Storm 1998 was just the beginning of disasters for the Chateauguay Valley.
Global climatic fluctuations, blamed on "El Nino", wreaked havoc locally.
January, a freezing rain fell for several days paralyzing a corridor along
the Quebec-USA border. Trees and utility poles snapped under the weight
of the accumulated ice. Fallen electrical transmission towers left rural
regions without heat for up to 6 weeks during the coldest period of winter.
the lights went out and the furnace quit at home, our family sought refuge
for 11 days at the home of friends who have gas stoves.
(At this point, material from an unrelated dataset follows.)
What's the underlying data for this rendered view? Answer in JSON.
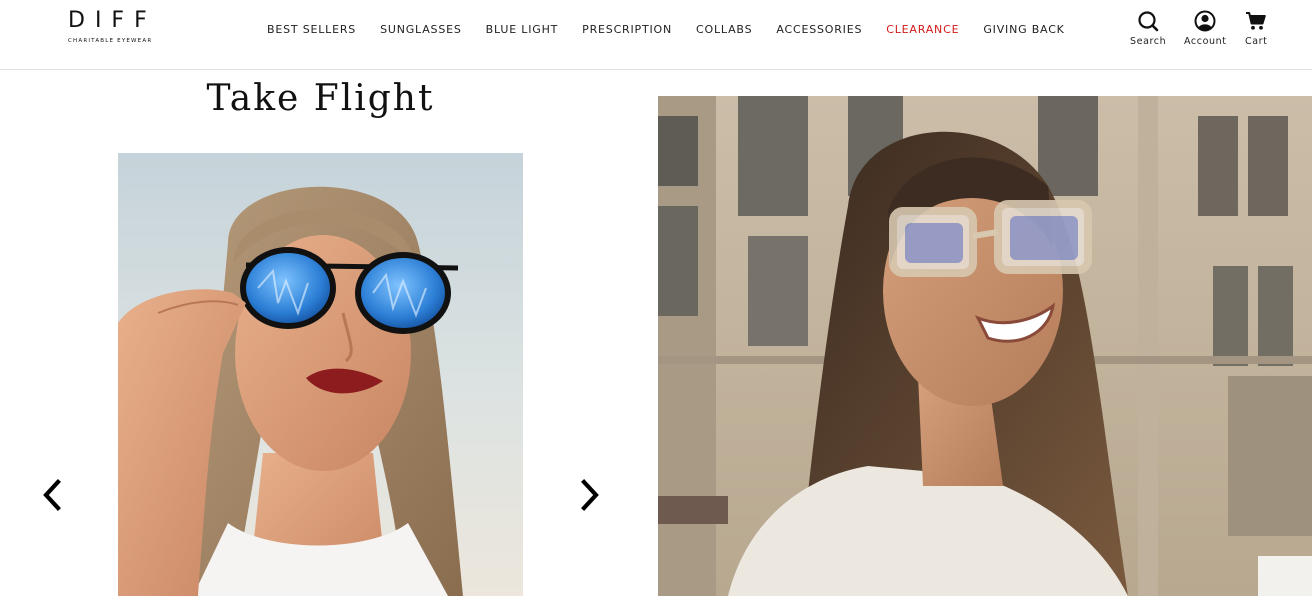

We ate well by
using up our freezer meats that would have otherwise spoiled without power,
and by cooking outdoors on the gas barbecue grill.
put aside political differences during the crisis and worked together in
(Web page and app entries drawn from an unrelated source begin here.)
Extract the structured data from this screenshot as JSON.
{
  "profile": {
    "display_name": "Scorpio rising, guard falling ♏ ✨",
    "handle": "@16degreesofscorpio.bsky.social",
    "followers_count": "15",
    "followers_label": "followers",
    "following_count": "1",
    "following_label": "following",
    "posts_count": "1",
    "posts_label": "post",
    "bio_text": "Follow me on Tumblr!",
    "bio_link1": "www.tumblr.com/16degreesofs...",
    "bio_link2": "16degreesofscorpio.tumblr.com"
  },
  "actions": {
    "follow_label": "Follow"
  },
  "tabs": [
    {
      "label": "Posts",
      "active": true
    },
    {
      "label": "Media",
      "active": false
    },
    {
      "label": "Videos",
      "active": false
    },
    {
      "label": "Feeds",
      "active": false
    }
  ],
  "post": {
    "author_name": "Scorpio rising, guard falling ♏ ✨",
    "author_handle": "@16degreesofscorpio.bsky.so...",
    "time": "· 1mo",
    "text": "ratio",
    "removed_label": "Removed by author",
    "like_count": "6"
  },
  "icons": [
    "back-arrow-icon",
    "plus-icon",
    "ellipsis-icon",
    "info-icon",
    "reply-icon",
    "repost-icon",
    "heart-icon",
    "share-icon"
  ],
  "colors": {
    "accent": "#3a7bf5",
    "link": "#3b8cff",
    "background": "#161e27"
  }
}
survival mode. Many heroic and generous acts took place to provide food
and shelter as electrical workers and the Canadian Armed Forces worked
overtime to rebuild the power grid.
were all weary from digging out driveways with picks and shovels, draining
water pipes so they wouldn't freeze, caring for cold pets and infants and
the elderly. Yet, I forced myself to get out and photograph as much of
this historic event as possible.
workers chip ice from pylon while volunteer fireman shows fatigue.
infant's sled gets a lift in St. Isidore;
squirrel takes refuge beneath a transformer.
buds encased in ice.
1998 followed in the aftermath of the ice storm. The large accumulation
of snow on top of fields glazed with ice sent spring melt waters directly
into the streams. There was little warning for towns like Howick and St.
Martine and homes built in the 100-year flood plain.
residents are used to some high water when the river ice melts. But as
one farmer near St. Chrysostome said about this year's thaw, "We found
out that we all live in the flood plain."
truck submerged on North River Road.
to deliver a pump at Allan's Corners; and Rte. 138 traffic at St. Martine.
near St. Urbain, Quebec.
See more at www.icestormphotos.com
copyright by Phil Norton 1998.